ST. PETERSBURG — Sorry St. Petersburg, the Pier Aquarium has deeper waters to plumb.
Faced with dramatically declining attendance, an uncertain future at the Pier and failed attempts to relocate in downtown, the aquarium is leaving after 23 years and is moving to John's Pass. The non-profit marine research attraction plans to open in 10,000 square feet by December 2012.
"We will have three times the exhibit space. It's going to be a much more interesting and exciting experience," said Mark Luther, chairman of the aquarium's board and a professor at USF's College of Marine Science. The renamed Marine Discovery Center and Aquarium will showcase the marine science and technology in the area with interactive exhibits. The current aquarium is 2,200 square feet.
The Pier is slated to be demolished in 2012 or 2013 to make way for a $50 million makeover. Since the talk of changes began, residents have been unsure of the attraction's current status. Add that to a dismal economy and extremely cramped quarters and aquarium attendance has dropped from about 175,000 people in 2005 to around 85,000 last year.
"I was hopeful they would maintain a presence downtown," said St. Petersburg City Council member Herb Polson. "But you've got to strike when you can and if they got a good offer in a waterfront setting I hope it works well for them. It will be our loss.."

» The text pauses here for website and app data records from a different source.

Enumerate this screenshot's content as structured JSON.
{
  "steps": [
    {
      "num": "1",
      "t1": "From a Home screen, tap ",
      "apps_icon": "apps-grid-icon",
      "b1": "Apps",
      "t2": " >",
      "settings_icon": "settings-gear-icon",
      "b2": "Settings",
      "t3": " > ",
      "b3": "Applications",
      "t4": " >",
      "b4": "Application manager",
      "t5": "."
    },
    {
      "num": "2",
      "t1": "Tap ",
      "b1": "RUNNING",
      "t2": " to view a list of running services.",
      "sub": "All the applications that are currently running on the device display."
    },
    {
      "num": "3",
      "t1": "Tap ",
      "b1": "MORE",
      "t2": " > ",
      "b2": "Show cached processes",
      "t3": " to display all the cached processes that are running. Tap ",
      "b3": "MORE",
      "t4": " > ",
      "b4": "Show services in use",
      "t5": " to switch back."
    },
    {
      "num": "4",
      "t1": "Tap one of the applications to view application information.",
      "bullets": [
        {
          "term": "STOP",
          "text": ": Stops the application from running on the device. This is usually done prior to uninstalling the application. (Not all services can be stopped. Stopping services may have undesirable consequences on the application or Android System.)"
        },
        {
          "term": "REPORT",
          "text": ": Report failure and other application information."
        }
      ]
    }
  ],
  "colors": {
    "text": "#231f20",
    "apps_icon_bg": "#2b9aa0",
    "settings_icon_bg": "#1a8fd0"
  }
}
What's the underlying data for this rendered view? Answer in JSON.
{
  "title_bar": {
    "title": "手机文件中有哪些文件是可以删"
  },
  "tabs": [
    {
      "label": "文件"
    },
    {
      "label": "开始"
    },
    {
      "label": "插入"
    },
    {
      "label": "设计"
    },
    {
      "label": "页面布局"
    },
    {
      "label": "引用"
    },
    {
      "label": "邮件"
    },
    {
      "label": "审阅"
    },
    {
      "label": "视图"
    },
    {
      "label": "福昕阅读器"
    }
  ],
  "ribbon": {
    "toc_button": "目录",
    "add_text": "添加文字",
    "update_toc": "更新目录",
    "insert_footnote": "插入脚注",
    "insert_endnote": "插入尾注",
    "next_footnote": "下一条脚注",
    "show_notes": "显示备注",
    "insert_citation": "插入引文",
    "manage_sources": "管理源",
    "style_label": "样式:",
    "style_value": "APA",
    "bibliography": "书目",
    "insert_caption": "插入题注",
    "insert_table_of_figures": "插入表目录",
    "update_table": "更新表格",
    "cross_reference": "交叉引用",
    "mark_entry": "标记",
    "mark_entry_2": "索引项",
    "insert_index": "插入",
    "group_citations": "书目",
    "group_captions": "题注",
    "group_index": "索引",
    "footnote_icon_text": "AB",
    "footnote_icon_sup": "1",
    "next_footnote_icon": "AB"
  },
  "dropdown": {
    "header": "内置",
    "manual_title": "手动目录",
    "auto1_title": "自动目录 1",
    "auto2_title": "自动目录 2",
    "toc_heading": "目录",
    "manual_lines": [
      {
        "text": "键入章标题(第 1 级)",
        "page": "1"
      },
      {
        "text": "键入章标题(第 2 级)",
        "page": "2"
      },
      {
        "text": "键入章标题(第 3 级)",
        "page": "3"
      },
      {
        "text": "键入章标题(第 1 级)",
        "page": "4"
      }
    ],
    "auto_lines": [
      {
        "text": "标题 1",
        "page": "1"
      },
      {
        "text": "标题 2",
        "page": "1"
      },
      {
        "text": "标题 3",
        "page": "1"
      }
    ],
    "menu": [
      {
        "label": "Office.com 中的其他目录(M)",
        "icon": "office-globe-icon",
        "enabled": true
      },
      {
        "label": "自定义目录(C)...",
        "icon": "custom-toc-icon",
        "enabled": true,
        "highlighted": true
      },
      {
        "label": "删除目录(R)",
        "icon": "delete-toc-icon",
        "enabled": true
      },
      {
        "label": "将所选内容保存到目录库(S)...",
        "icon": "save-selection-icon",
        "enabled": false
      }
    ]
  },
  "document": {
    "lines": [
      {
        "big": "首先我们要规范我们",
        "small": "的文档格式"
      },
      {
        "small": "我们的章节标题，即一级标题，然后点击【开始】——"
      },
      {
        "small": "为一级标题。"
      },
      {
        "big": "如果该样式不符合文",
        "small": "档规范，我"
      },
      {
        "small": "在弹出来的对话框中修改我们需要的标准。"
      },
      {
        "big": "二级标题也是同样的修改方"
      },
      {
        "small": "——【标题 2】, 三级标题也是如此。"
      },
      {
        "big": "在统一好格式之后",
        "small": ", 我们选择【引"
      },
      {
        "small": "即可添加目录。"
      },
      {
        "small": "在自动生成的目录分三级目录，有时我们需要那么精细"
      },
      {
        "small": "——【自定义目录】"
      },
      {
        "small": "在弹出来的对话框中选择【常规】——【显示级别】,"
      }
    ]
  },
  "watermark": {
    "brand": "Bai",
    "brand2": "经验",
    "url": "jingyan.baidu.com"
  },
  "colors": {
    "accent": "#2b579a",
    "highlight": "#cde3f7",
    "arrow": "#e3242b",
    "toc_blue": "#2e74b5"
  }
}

"I know nobody ever came to me and said, 'We're reaching a point where we're going to have to leave,' " said council member Steve Kornell. "We're the hub of marine science research in the whole Southeastern United States. I think we should have an education component for the Pier."
The aquarium has considered seven different downtown venues including BayWalk, the St. Petersburg Museum of History and a city-owned facility next to Al Lang Field, Luther said, but the rates or availability never panned out.
Aquarium officials announced in May that it would move elsewhere downtown. A later survey of members, sponsors and donors found there was support for a location at the beaches if downtown didn't work out. With $700,000 in grants and donations in hand, the aquarium will try to raise $3 million more for the new space.
Luther thinks the new facility will still draw many residents from St. Petersburg and throughout the area as well as more tourists.
"It caused me great concern moving away from downtown, but the reality is the Pier is going away," he said, "and we don't want to be the last ones to turn the light out when they leave."
Reach Katherine Snow Smith at (727) 893-8785.